------ MATERIALS PROVIDED
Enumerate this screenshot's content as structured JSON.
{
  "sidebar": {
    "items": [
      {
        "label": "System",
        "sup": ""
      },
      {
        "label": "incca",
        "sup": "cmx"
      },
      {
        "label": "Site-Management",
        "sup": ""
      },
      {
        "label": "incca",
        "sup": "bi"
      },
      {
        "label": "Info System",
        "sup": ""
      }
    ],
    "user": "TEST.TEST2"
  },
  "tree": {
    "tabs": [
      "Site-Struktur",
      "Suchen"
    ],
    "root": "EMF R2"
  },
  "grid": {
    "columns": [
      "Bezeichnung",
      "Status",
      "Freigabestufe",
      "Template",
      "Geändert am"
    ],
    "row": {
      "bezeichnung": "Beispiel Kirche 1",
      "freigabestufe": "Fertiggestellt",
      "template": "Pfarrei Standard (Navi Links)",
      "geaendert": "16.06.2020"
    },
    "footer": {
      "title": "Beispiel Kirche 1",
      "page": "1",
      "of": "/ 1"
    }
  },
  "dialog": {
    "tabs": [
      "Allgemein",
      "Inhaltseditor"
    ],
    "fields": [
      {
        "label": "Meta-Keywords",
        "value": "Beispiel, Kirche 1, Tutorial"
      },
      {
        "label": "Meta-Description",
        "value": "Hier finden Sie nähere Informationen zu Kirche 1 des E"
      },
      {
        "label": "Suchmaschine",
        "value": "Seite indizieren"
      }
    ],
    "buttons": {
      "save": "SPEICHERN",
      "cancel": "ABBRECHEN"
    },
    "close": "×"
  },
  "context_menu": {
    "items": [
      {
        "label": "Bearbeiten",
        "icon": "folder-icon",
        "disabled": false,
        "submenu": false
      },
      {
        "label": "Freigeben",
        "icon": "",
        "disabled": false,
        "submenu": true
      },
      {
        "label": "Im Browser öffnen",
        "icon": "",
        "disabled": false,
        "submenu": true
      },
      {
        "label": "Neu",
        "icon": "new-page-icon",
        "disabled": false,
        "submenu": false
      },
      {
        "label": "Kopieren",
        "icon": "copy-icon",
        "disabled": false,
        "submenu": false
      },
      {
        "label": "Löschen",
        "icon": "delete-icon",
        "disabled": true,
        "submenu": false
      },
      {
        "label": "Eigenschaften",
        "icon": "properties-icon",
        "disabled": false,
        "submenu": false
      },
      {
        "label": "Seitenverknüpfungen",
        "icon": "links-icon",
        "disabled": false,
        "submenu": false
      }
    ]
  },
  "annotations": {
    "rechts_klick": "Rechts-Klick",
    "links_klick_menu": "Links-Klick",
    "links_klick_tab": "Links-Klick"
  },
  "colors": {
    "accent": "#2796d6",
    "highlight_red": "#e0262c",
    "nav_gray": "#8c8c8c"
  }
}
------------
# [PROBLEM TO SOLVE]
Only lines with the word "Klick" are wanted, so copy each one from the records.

# [SOLUTION BELOW]
    "rechts_klick": "Rechts-Klick",
    "links_klick_menu": "Links-Klick",
    "links_klick_tab": "Links-Klick"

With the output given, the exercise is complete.